For the first 15 years of his life, Martin was in the technology sector and describes it as a ‘very pragmatic and results-driven environment’. After that, he ‘had an early mid-life crisis and for the last 20 years [has] been coaching business leaders individually and in addition to whole teams.’

‘It always surprised me how easy it was to be dysfunctional. It is hard to be effective as a leader or a team running an agency.’

Martin suggests it is important to consider ‘the role the mind plays in performance: you might have some thinking that you’re good at what you do, or that you lack confidence, or that you’re not always good in large groups.’ ‘The mind is constantly influencing and shaping how you come up and engage with the world. The relevance of this is moreso than ever during a global COVID-19 pandemic.’

Martin discusses a ‘flow state’ where we can access our full potential. It is a state that has ‘a timeless quality to it. This is when we access the best of ourselves.’ It is a state where ideas seem to come to us, where we are the most effective and where we perform to our best.

He suggests that the ‘flow state is our natural state, and we have the ability to get into this state automatically. The only thing that prevents us from being in flow at any moment is thought.’

‘The journey of being effective is how you shift and change your relationship with yourself to keep you in flow.’

When asked whether thoughts are inherently bad, Martin suggests that ‘we are thinking all of the time. But the distinction is in ‘low quality of mind thought and high quality of mind thought.

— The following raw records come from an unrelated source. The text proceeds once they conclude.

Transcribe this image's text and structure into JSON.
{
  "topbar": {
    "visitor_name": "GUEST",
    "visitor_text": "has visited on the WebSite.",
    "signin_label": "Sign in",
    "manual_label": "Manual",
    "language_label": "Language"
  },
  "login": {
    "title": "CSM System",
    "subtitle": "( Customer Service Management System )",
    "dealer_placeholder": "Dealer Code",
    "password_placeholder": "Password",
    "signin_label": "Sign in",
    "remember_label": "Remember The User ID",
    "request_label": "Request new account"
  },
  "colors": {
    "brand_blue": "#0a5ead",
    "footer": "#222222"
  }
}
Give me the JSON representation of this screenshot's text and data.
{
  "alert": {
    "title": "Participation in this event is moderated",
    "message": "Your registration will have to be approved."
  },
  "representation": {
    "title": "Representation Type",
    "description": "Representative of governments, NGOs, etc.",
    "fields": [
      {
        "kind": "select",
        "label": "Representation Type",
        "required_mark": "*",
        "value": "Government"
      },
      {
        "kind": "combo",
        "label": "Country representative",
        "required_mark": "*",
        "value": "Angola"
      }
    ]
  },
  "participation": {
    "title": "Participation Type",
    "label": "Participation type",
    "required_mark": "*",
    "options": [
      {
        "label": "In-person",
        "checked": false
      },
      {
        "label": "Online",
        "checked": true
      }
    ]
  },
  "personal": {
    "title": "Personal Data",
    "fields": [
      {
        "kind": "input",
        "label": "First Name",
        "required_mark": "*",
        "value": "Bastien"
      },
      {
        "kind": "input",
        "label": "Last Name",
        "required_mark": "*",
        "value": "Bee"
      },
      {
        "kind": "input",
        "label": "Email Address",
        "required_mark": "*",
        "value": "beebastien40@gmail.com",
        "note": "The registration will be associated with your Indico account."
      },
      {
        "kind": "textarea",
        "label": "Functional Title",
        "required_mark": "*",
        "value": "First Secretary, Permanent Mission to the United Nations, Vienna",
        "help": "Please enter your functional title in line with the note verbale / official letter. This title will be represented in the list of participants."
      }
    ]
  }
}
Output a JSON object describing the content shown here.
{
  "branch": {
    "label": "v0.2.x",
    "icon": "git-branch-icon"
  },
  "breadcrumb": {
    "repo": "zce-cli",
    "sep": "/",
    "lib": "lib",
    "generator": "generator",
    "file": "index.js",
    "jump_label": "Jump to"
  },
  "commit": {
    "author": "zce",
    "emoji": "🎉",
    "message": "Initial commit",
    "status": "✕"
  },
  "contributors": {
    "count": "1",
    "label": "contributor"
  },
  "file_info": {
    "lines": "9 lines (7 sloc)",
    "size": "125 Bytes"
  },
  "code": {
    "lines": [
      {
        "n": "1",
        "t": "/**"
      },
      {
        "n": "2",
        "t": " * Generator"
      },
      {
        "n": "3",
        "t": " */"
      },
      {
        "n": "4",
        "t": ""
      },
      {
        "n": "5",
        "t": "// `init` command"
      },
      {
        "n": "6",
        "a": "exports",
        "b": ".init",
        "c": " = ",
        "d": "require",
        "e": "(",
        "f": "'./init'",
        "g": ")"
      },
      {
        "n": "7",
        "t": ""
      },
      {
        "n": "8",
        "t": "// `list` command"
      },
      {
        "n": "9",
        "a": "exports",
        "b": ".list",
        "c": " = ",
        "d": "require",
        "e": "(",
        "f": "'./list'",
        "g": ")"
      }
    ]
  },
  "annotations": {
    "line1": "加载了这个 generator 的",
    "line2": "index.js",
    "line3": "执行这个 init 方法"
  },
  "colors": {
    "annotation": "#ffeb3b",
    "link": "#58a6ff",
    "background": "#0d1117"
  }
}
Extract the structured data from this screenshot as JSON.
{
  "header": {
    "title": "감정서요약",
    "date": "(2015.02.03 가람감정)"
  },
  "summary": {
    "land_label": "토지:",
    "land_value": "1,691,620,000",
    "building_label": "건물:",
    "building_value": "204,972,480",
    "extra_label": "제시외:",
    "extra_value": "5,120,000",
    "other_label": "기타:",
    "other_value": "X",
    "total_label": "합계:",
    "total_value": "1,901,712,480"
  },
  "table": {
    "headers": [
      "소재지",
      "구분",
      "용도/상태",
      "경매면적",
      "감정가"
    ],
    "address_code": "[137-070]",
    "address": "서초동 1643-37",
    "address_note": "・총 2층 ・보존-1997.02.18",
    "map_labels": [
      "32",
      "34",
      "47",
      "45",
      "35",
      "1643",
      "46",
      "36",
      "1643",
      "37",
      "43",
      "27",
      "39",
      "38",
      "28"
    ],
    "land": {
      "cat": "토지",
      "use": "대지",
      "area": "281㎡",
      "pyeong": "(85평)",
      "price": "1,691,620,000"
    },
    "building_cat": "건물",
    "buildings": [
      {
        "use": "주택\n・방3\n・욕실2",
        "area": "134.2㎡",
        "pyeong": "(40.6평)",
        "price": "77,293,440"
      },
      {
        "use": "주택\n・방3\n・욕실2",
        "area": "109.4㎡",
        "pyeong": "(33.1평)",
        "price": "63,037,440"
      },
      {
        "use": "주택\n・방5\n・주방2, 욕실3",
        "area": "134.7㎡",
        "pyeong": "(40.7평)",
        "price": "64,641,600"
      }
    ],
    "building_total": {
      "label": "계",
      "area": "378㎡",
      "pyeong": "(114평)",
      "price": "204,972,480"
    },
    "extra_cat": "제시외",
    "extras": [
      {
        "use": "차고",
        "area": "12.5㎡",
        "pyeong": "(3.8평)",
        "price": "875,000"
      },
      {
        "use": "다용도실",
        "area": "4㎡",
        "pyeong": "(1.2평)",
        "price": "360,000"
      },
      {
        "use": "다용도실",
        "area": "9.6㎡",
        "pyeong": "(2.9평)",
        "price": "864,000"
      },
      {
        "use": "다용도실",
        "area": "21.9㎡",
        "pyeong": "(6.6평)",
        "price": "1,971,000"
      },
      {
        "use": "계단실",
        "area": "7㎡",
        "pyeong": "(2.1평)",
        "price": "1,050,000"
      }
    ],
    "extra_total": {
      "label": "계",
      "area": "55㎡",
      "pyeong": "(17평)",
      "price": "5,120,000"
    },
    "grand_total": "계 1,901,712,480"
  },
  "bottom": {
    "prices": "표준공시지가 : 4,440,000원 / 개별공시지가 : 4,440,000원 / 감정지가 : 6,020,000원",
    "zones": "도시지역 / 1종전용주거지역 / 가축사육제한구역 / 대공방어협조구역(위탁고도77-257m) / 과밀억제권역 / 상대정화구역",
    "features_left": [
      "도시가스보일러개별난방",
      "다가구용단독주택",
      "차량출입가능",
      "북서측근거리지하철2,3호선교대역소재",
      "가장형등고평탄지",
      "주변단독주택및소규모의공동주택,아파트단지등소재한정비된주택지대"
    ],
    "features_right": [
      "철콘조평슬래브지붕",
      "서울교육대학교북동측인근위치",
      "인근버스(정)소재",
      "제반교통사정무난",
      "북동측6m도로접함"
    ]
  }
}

It is this low quality of mind thought that can hijack you from your flow state.’

Low quality thoughts that we should become aware of are things like, ‘what if we lose that client?’ ‘what will happen in the next month?’.

When asked about how to make logical decisions, or swap between a flow state and a logical state, Martin suggests that ‘there is a rational part of the mind and the intuitive mind. Although when making decisions we take into account data, ultimately these decisions are intuitive and are part of this flow state.’

‘Everyone’s experience of this pandemic is completely different, and every agencies experience is too.’

‘It is critical that you get inside the realities of the people in your team. You can be calm and measured but if you don’t understand how they are feeling and support them most effectively.’

‘The mind has the ability to create and imagine. But the downside to this is that it can go wild. The rational part of our mind wants control, but we are existing in a time when there is more uncertainty than ever about the future.’ But Martin suggests that ‘we were never really in control anyway and the quicker we realise this the quicker we can relax into flow.’

Rob Coke who runs Studio Output, has worked with Martin to implement these ideas after feeling like their agency had lost direction. ‘He helped our team members to see each other’s reality and understand what eachother wanted.’

‘The quality of mind approach deals with a higher level of thought. It focusses on what you can and can’t control. It encourages everyone to recognise we are all creating our own reality, and that everyone else’s reality is totally different. This will not only strengthen core relationships but will in turn make for a more productive and effective team.’